The Government package is increasing wheat production by about 7 million tonnes over the next three years with a subsidy of Rs. 24 billion. The plan is too pronged, one to expand the area of cultivation from 1 to 1.4 million hectare in Uttar Pradesh, Madhya Pradesh, Bihar, Rajasthan, Maharasthra and Gujarat. Two, to increase productivity from 25 per cent to 40 per cent. Our organic methods have increased productivity by 200 per cent. If applied to wheat which grows over 26.5 million hectares, it is possible to lower costs of production and produce more than a million tonnes of wheat, using selections from the best of farmers varieties. Instead of seed replacement we need seed conservation and participatory breeding by farmers, instead of micro-nutrients and gypsum and sprinkler irrigation, no till drill machines, we need organic manure which supplies micro-nutrients and conserves moisture.
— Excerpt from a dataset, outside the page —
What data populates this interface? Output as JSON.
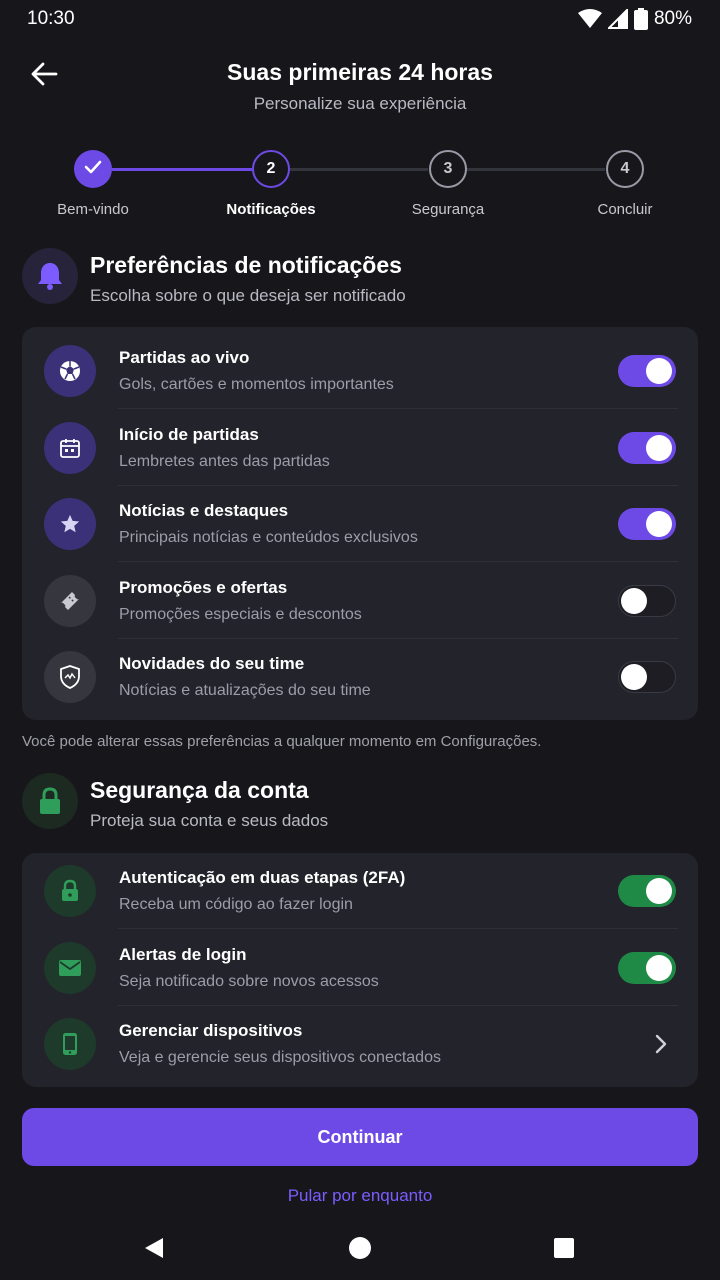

Instead of subsidising corporations for non-renewable seeds and non-renewable inputs we need to support our small organic farmers to go organic.
The prionisation of culture
Culture is the core of society?the embodiment of values and norms, of meaning and interpretation. It is a positive, lived experience. And as positive identity, cultural diversity can co-exist in peace. However, the stresses and pressures of globalisation change positive identities into negative identities, much like the prions, the distorted proteins which were identified as causing the mad cow disease when cows were fed with carcasses of diseased cows. Much as a prion becomes a self infecting agent, the prionisad cultures become self infecting agents in society.
The spread of economic globalisation has gone hand in hand with the rise of exclusivist philosophies and ideologies as I have written in Earth Democracy. Underlying the exclusivist philosophies of the fundamentalist market ideology and religious ideology is the polarisation of identity. In Indian philosophy, we think in terms of so-hum: ?you are, therefore I am?. Fundamentalisms, however, function on the belief ?If you are, I am not,? or ?My existence requires your annihilation.? Samuel Huntington'sClash of Civilisations is based on this paradigm of mutual exclusion, hence mutual annihilation : ?For peoples seeking identity and reinventing ethnicity, enemies are essential.?
As Amy Chua discusses in her book World on Fire, the economic polarisation of globalisation is superimposed on existing class inequalities. These class inequalities frequently mirror ethnic patterns. Class conflicts, she argues, thus get camouflaged as ethnic conflicts.
As diverse cultures experience a threat to their values, norms, and practices by globalisation, there is a cultural backlash. When the cultural response does not simultaneously defend economic democracy and create living economies, it takes the form of negative identities and negative cultures.
Culture and economy are inseparable. The neoliberal ideology of development and globalisation wishes culture away, yet culture dominates and becomes the surrogate for concerns over livelihoods and economic security. Fundamentalist religion becomes, as Marx so aptly observed, an ?opiate of the masses.?
The concrete context of culture?the food we eat, the clothes we wear, the languages we speak, the faiths we hold?is the source of our human identity. However, economic globalisation has hijacked culture, reducing it to a consumerist monoculture of Mc-Donald'sand Coca-Cola on the one hand, and negative identities of hate on the other.
Peace and sustainability need society to move to a paradigm beyond economic globalisation.
(The author is a respected social activist and founder director of Navdanya and can be contacted at [email protected])